For example . . .
This next one is a bit tougher . . .
Hint: if you click on the photo, a larger version of the photo opens in a new window or tab. If you want to make it even easier, click on the second SmugMug link above and you can zoom in to the full resolution on each photo by clicking on it.
One other hint . . . the birds tend to perch in the same place so once you find it in one photo, you might have an easier time on the other photos.
Here are some easy ones . . .
Not that it makes it that much easier . . . but, again, if you find one in one photo, you should be able to find the hummingbird in the other photos.
Now, I know I said hummingbird, but these next photos showcase another bird . . .
Still, it’s not a small bird . . .
If you look closely, it’s eating a bug. I thought they mostly ate seeds (hence the strong beak). It turns out their diet is about 10% insect-based. And I should have known they feed their young almost exclusively insects.
Note on the last two photo the dragonfly to its right . . . er . . . his left; our right. On the last photo it seems as if it becomes aware of the bug. Now, watch its reaction.
Anyway, that’s all for Part 1. Stay tuned for more in this series with future photos focusing only on hummingbirds.
Here’s the gallery of the above photos.

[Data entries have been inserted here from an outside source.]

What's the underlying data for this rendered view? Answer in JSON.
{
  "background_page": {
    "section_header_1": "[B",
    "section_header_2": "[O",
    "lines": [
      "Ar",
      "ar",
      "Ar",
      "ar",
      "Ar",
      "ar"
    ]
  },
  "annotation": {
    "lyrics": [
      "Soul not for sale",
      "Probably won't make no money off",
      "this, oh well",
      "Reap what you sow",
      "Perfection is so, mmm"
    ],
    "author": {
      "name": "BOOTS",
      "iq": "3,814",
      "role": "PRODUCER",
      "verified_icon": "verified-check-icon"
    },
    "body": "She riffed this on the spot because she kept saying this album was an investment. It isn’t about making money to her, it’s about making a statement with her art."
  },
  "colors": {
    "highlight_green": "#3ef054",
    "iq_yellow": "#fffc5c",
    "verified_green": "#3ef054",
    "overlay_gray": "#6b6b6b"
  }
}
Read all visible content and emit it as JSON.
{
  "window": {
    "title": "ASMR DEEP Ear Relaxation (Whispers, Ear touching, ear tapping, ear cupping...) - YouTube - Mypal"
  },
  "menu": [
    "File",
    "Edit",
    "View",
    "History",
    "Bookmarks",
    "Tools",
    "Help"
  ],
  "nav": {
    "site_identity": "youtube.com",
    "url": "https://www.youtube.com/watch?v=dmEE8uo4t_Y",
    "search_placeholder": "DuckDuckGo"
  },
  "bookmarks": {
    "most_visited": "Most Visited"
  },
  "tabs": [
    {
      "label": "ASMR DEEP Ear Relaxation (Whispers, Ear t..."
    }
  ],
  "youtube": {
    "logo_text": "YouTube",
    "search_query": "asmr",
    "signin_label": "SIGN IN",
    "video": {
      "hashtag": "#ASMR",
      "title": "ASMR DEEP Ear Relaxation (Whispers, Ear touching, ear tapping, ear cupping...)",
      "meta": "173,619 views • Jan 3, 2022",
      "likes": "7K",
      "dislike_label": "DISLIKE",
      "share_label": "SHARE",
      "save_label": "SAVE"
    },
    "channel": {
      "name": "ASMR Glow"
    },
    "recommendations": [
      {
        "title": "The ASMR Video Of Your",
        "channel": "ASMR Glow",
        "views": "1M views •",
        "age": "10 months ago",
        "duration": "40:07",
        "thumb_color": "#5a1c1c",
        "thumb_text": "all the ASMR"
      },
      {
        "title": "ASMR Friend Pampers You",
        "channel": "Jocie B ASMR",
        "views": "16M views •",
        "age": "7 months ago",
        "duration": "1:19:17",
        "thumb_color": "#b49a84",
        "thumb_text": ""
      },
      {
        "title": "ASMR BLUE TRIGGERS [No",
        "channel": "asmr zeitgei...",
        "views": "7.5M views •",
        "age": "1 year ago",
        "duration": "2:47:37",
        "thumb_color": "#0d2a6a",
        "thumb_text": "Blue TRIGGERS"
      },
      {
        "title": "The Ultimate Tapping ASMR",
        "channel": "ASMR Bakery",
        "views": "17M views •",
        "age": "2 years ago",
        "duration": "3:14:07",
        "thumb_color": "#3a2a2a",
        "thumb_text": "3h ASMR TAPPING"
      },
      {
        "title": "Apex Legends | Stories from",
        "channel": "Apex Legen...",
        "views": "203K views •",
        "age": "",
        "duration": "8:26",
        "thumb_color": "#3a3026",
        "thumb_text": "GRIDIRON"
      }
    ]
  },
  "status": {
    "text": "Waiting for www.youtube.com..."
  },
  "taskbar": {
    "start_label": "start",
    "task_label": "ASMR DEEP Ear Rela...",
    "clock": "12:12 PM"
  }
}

That’s it. This post has ended . . . except for the stuff below.
Note: if you are not reading this blog post at DisperserTracks.com, know that it has been copied without permission, and likely is being used by someone with nefarious intention, like attracting you to a malware-infested website. Could be they also torture small mammals.